By Omulo Okoth in Lyndhurst, New Jersey

He is a chip off the old block. For those who watched Peter Rono humble the great middle distance runners will recognise the gait, humility and talent in Patrick. The sophomore at Lyndhurst High School is just breaking records here without breaking a sweat.

His father won the 1,500m gold at Seoul Olympics in 1988, beating the favourites, Peter Elliot and Steve Cram. His mother, Mary Kirui, won 5,000m bronze at the fourth All African Games in Nairobi in 1987, light years before he was born.

His parents and coaches are convinced he will go places. "I think he is headed for great things, if he maintains this momentum," said Peter, who, with Mary, watched him as he obliterated another cross-country record on Saturday.

SEE ALSO :Wildebeest delay, fire, delay and blame game

Unlimited potential

"He is got unlimited potential. The sky is the limit for the kid," said Mike Picardo, his coach. Patrick is aiming at breaking mum’s 5km record, which stands at 15:31. He has done 15:45. He is unassuming, easygoing and hugely talented. "He is a stellar, stellar kid," said Picardo.

Peter, a native of Kamobo in Nandi, works for New Balance shoes in the sales and marketing department.
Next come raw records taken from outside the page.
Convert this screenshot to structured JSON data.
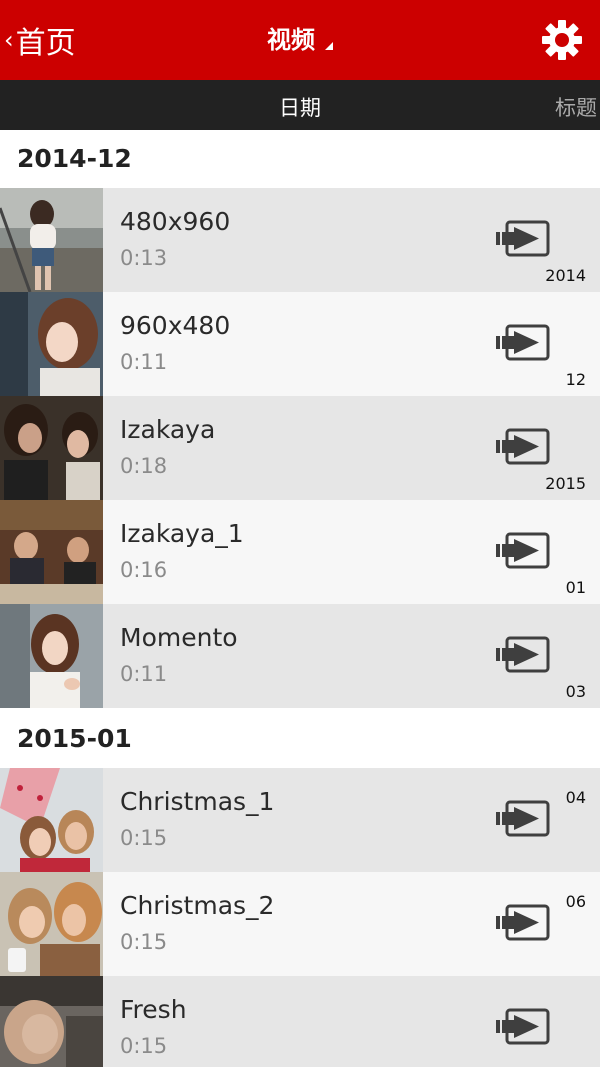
{
  "header": {
    "back_label": "首页",
    "title": "视频"
  },
  "tabs": {
    "date": "日期",
    "title": "标题"
  },
  "sections": [
    {
      "label": "2014-12"
    },
    {
      "label": "2015-01"
    }
  ],
  "videos": [
    {
      "name": "480x960",
      "duration": "0:13",
      "side_label": "2014"
    },
    {
      "name": "960x480",
      "duration": "0:11",
      "side_label": "12"
    },
    {
      "name": "Izakaya",
      "duration": "0:18",
      "side_label": "2015"
    },
    {
      "name": "Izakaya_1",
      "duration": "0:16",
      "side_label": "01"
    },
    {
      "name": "Momento",
      "duration": "0:11",
      "side_label": "03"
    },
    {
      "name": "Christmas_1",
      "duration": "0:15",
      "side_label": "04"
    },
    {
      "name": "Christmas_2",
      "duration": "0:15",
      "side_label": "06"
    },
    {
      "name": "Fresh",
      "duration": "0:15",
      "side_label": ""
    }
  ],
  "icons": {
    "back": "chevron-left-icon",
    "title_dropdown": "dropdown-caret-icon",
    "settings": "gear-icon",
    "play": "play-to-screen-icon"
  },
  "colors": {
    "header_bg": "#cc0000",
    "tabbar_bg": "#222222",
    "row_odd": "#e6e6e6",
    "row_even": "#f7f7f7"
  }
}
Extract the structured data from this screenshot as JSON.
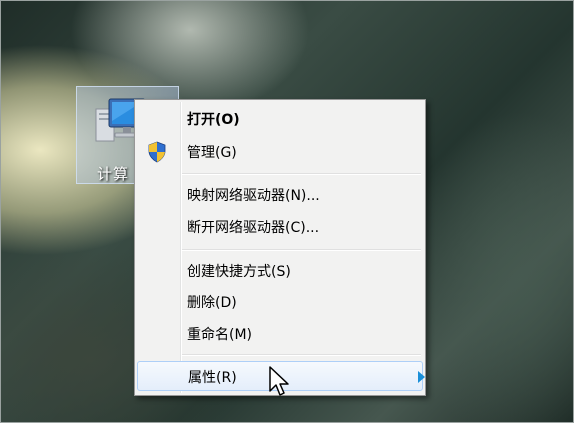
{
  "desktop": {
    "icon_label": "计算"
  },
  "context_menu": {
    "items": [
      {
        "label": "打开(O)"
      },
      {
        "label": "管理(G)"
      },
      {
        "label": "映射网络驱动器(N)..."
      },
      {
        "label": "断开网络驱动器(C)..."
      },
      {
        "label": "创建快捷方式(S)"
      },
      {
        "label": "删除(D)"
      },
      {
        "label": "重命名(M)"
      },
      {
        "label": "属性(R)"
      }
    ]
  },
  "icons": {
    "computer": "computer-icon",
    "shield": "uac-shield-icon",
    "cursor": "mouse-cursor-icon",
    "arrow": "submenu-arrow-icon"
  },
  "colors": {
    "menu_background": "#f2f2f1",
    "highlight_border": "#aecff7",
    "arrow": "#1a8fd8"
  }
}
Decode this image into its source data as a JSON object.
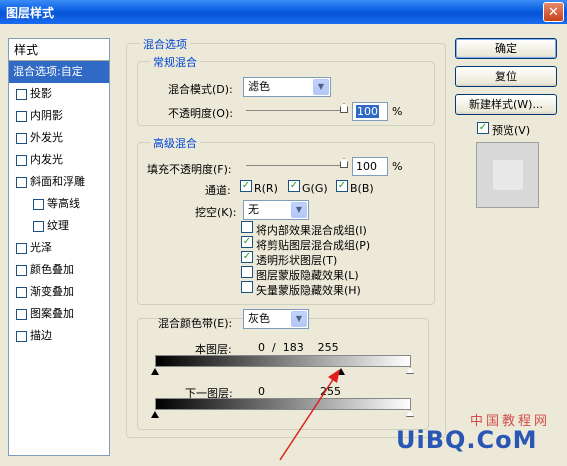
{
  "window": {
    "title": "图层样式",
    "close_glyph": "✕"
  },
  "style_list": {
    "header": "样式",
    "items": [
      {
        "label": "混合选项:自定",
        "checkbox": false,
        "selected": true,
        "indent": false
      },
      {
        "label": "投影",
        "checkbox": true,
        "selected": false,
        "indent": false
      },
      {
        "label": "内阴影",
        "checkbox": true,
        "selected": false,
        "indent": false
      },
      {
        "label": "外发光",
        "checkbox": true,
        "selected": false,
        "indent": false
      },
      {
        "label": "内发光",
        "checkbox": true,
        "selected": false,
        "indent": false
      },
      {
        "label": "斜面和浮雕",
        "checkbox": true,
        "selected": false,
        "indent": false
      },
      {
        "label": "等高线",
        "checkbox": true,
        "selected": false,
        "indent": true
      },
      {
        "label": "纹理",
        "checkbox": true,
        "selected": false,
        "indent": true
      },
      {
        "label": "光泽",
        "checkbox": true,
        "selected": false,
        "indent": false
      },
      {
        "label": "颜色叠加",
        "checkbox": true,
        "selected": false,
        "indent": false
      },
      {
        "label": "渐变叠加",
        "checkbox": true,
        "selected": false,
        "indent": false
      },
      {
        "label": "图案叠加",
        "checkbox": true,
        "selected": false,
        "indent": false
      },
      {
        "label": "描边",
        "checkbox": true,
        "selected": false,
        "indent": false
      }
    ]
  },
  "blend_options": {
    "legend": "混合选项",
    "general": {
      "legend": "常规混合",
      "mode_label": "混合模式(D):",
      "mode_value": "滤色",
      "opacity_label": "不透明度(O):",
      "opacity_value": "100",
      "opacity_unit": "%"
    },
    "advanced": {
      "legend": "高级混合",
      "fill_opacity_label": "填充不透明度(F):",
      "fill_opacity_value": "100",
      "fill_opacity_unit": "%",
      "channels_label": "通道:",
      "channel_r": "R(R)",
      "channel_g": "G(G)",
      "channel_b": "B(B)",
      "knockout_label": "挖空(K):",
      "knockout_value": "无",
      "options": [
        {
          "label": "将内部效果混合成组(I)",
          "checked": false
        },
        {
          "label": "将剪贴图层混合成组(P)",
          "checked": true
        },
        {
          "label": "透明形状图层(T)",
          "checked": true
        },
        {
          "label": "图层蒙版隐藏效果(L)",
          "checked": false
        },
        {
          "label": "矢量蒙版隐藏效果(H)",
          "checked": false
        }
      ]
    },
    "blend_if": {
      "label": "混合颜色带(E):",
      "value": "灰色",
      "this_layer_label": "本图层:",
      "this_layer_values": "0  /  183    255",
      "underlying_label": "下一图层:",
      "underlying_low": "0",
      "underlying_high": "255"
    }
  },
  "buttons": {
    "ok": "确定",
    "reset": "复位",
    "new_style": "新建样式(W)...",
    "preview_label": "预览(V)"
  },
  "watermark": {
    "main": "UiBQ.CoM",
    "sub": "中国教程网"
  },
  "colors": {
    "selection": "#316ac5",
    "legend": "#0046d5",
    "arrow": "#e02020"
  }
}
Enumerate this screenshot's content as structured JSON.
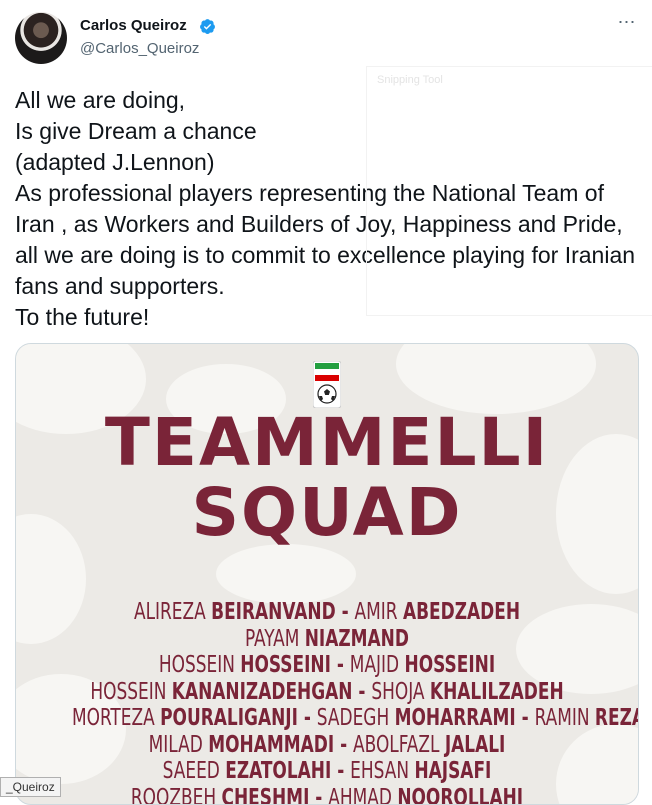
{
  "author": {
    "name": "Carlos Queiroz",
    "handle": "@Carlos_Queiroz",
    "verified": true
  },
  "icons": {
    "avatar": "profile-photo",
    "verified": "verified-badge-icon",
    "more": "more-horizontal-icon"
  },
  "tweet": {
    "text": "All we are doing,\nIs give Dream a chance\n(adapted J.Lennon)\nAs professional players representing the National Team of Iran , as Workers and Builders of Joy, Happiness and Pride, all we are doing is to commit to excellence playing for Iranian fans and supporters.\nTo the future!"
  },
  "snip_overlay": {
    "label": "Snipping Tool"
  },
  "media": {
    "title_line1": "TEAMMELLI",
    "title_line2": "SQUAD",
    "roster": [
      [
        [
          "ALIREZA ",
          "BEIRANVAND"
        ],
        [
          "AMIR ",
          "ABEDZADEH"
        ]
      ],
      [
        [
          "PAYAM ",
          "NIAZMAND"
        ]
      ],
      [
        [
          "HOSSEIN ",
          "HOSSEINI"
        ],
        [
          "MAJID ",
          "HOSSEINI"
        ]
      ],
      [
        [
          "HOSSEIN ",
          "KANANIZADEHGAN"
        ],
        [
          "SHOJA ",
          "KHALILZADEH"
        ]
      ],
      [
        [
          "MORTEZA ",
          "POURALIGANJI"
        ],
        [
          "SADEGH ",
          "MOHARRAMI"
        ],
        [
          "RAMIN ",
          "REZAEIAN"
        ]
      ],
      [
        [
          "MILAD ",
          "MOHAMMADI"
        ],
        [
          "ABOLFAZL ",
          "JALALI"
        ]
      ],
      [
        [
          "SAEED ",
          "EZATOLAHI"
        ],
        [
          "EHSAN ",
          "HAJSAFI"
        ]
      ],
      [
        [
          "ROOZBEH ",
          "CHESHMI"
        ],
        [
          "AHMAD ",
          "NOOROLLAHI"
        ]
      ]
    ],
    "colors": {
      "brand": "#7a2438",
      "background": "#eceae6"
    }
  },
  "tooltip": {
    "text": "_Queiroz"
  },
  "colors": {
    "verified": "#1d9bf0",
    "muted": "#536471",
    "text": "#0f1419"
  }
}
As the patron of a body helping talented Kenyans enter colleges in the US, he has up to 300 under his wing.

Seven of them are undertaking doctorate degrees, 35 masters degrees and 125 in their first degree courses at various colleges across the US.

"God helped me achieve what I have and I am duty- bound to give back to society," says Rono.

SEE ALSO :Pro-abortion push gathers pace as teen births soar

An alumnus of St Patrick’s Iten, Rono came to the US in 1987 after saving almost enough for his air fare. The balance was topped by the Cheruiyot brothers, Charles and Kipkoech. But after winning the Olympic gold in Seoul, he was overwhelmed by offers, 13 in total. He chose Mount St Mary’s University in Maryland where he competed and eventually coached. Unlike his compatriots who also won Olympic medals, he hardly competed after Seoul.

Resident coach

He was to later become the second resident coach (after Mike Kosgei) at the IOC/IAAF High Performance Training Centre in Eldoret.

But he soon quit to return to the US. His advice to athletes is simple. "Remember that God helps, respect yourself and other people and work hard. You do the right thing and leave the rest to God," he said.

Son says father never pushed him. "He always wanted me to run, but he never pushed me. He showed me his Olympic gold medal, but it never occurred to me that I would be an athlete," he recalls.

SEE ALSO :Billions gobbled up by Nairobi County, audit reveals

"But after joining Lyndhurst, I liked it," he says. Picardo knew Patrick from playing basketball in grade school. He also knew of the rich family background.

"I heard his sister Irene as a runner and I obviously knew that the family pedigree was there," said Picardo.

"Patrick started running with us in the summer and I knew he was a natural runner. He is a genetic freak," he says.